It offers a snapshot of what grads went on to do six months later, what they were earning on average, and whether they felt their degree helped them obtain a 'graduate role'. We calculate a mean rating to indicate if this is high, medium or low compared to other universities.

Have a question about this info? Learn more here

Graduate field commentary:

The Higher Education Careers Services Unit have provided some further context for all graduates in this subject area, including details that numbers alone might not show

Have a question about this info? Learn more here

The Longitudinal Educational Outcomes dataset combines HRMC earnings data with student records from the Higher Education Statistics Agency.

While there are lots of factors at play when it comes to your future earnings, use this as a rough timeline of what graduates in this subject area were earning on average one, three and five years later.
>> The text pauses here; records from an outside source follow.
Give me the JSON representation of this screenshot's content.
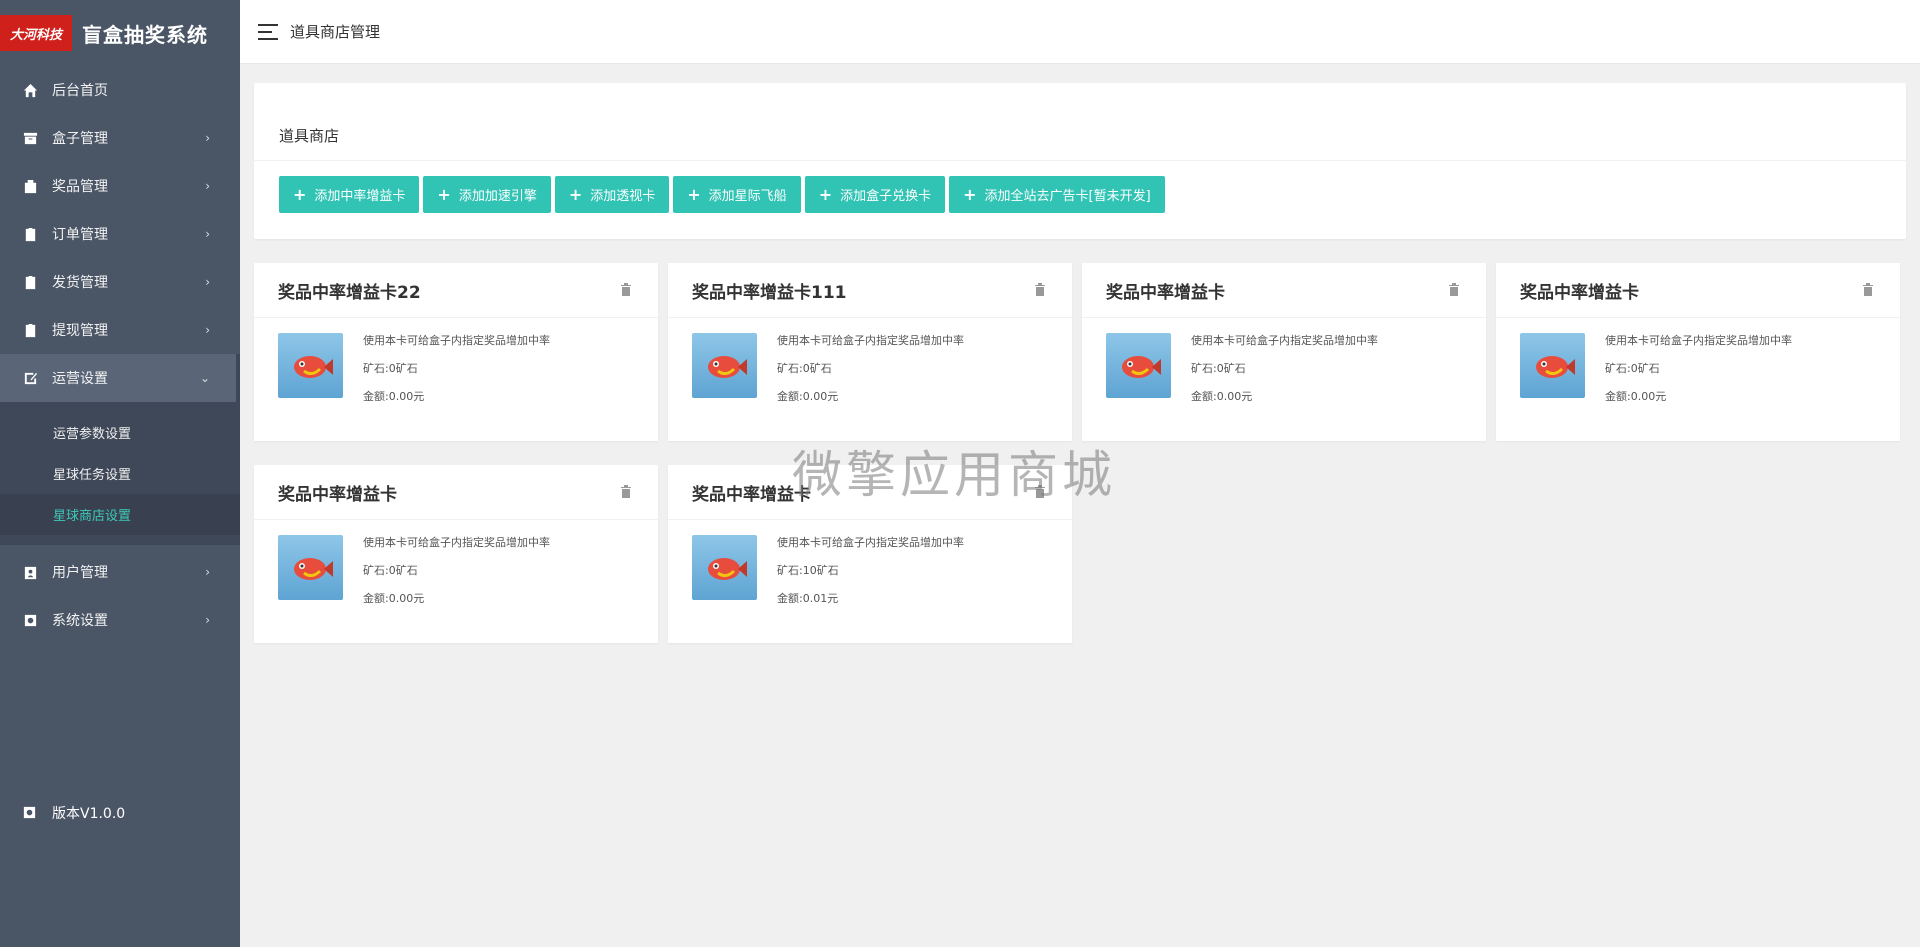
{
  "brand": {
    "logo_text": "大河科技",
    "name": "盲盒抽奖系统"
  },
  "sidebar": {
    "items": [
      {
        "label": "后台首页",
        "icon": "home-icon",
        "arrow": ""
      },
      {
        "label": "盒子管理",
        "icon": "box-icon",
        "arrow": "›"
      },
      {
        "label": "奖品管理",
        "icon": "gift-icon",
        "arrow": "›"
      },
      {
        "label": "订单管理",
        "icon": "clipboard-icon",
        "arrow": "›"
      },
      {
        "label": "发货管理",
        "icon": "clipboard-icon",
        "arrow": "›"
      },
      {
        "label": "提现管理",
        "icon": "clipboard-icon",
        "arrow": "›"
      },
      {
        "label": "运营设置",
        "icon": "edit-icon",
        "arrow": "⌄"
      },
      {
        "label": "用户管理",
        "icon": "user-icon",
        "arrow": "›"
      },
      {
        "label": "系统设置",
        "icon": "gear-icon",
        "arrow": "›"
      }
    ],
    "sub_items": [
      "运营参数设置",
      "星球任务设置",
      "星球商店设置"
    ],
    "version": "版本V1.0.0"
  },
  "header": {
    "title": "道具商店管理"
  },
  "panel": {
    "title": "道具商店",
    "buttons": [
      "添加中率增益卡",
      "添加加速引擎",
      "添加透视卡",
      "添加星际飞船",
      "添加盒子兑换卡",
      "添加全站去广告卡[暂未开发]"
    ]
  },
  "cards": [
    {
      "title": "奖品中率增益卡22",
      "desc": "使用本卡可给盒子内指定奖品增加中率",
      "ore": "矿石:0矿石",
      "amount": "金额:0.00元"
    },
    {
      "title": "奖品中率增益卡111",
      "desc": "使用本卡可给盒子内指定奖品增加中率",
      "ore": "矿石:0矿石",
      "amount": "金额:0.00元"
    },
    {
      "title": "奖品中率增益卡",
      "desc": "使用本卡可给盒子内指定奖品增加中率",
      "ore": "矿石:0矿石",
      "amount": "金额:0.00元"
    },
    {
      "title": "奖品中率增益卡",
      "desc": "使用本卡可给盒子内指定奖品增加中率",
      "ore": "矿石:0矿石",
      "amount": "金额:0.00元"
    },
    {
      "title": "奖品中率增益卡",
      "desc": "使用本卡可给盒子内指定奖品增加中率",
      "ore": "矿石:0矿石",
      "amount": "金额:0.00元"
    },
    {
      "title": "奖品中率增益卡",
      "desc": "使用本卡可给盒子内指定奖品增加中率",
      "ore": "矿石:10矿石",
      "amount": "金额:0.01元"
    }
  ],
  "watermark": "微擎应用商城",
  "colors": {
    "sidebar_bg": "#4a5566",
    "accent": "#31c4b5",
    "active_sub": "#3dc9b8",
    "logo_red": "#d0201b"
  }
}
Can you see a steady increase in salary, or did grads need some experience under their belt before seeing a nice bump up in their pay packet?

Have a question about this info? Learn more here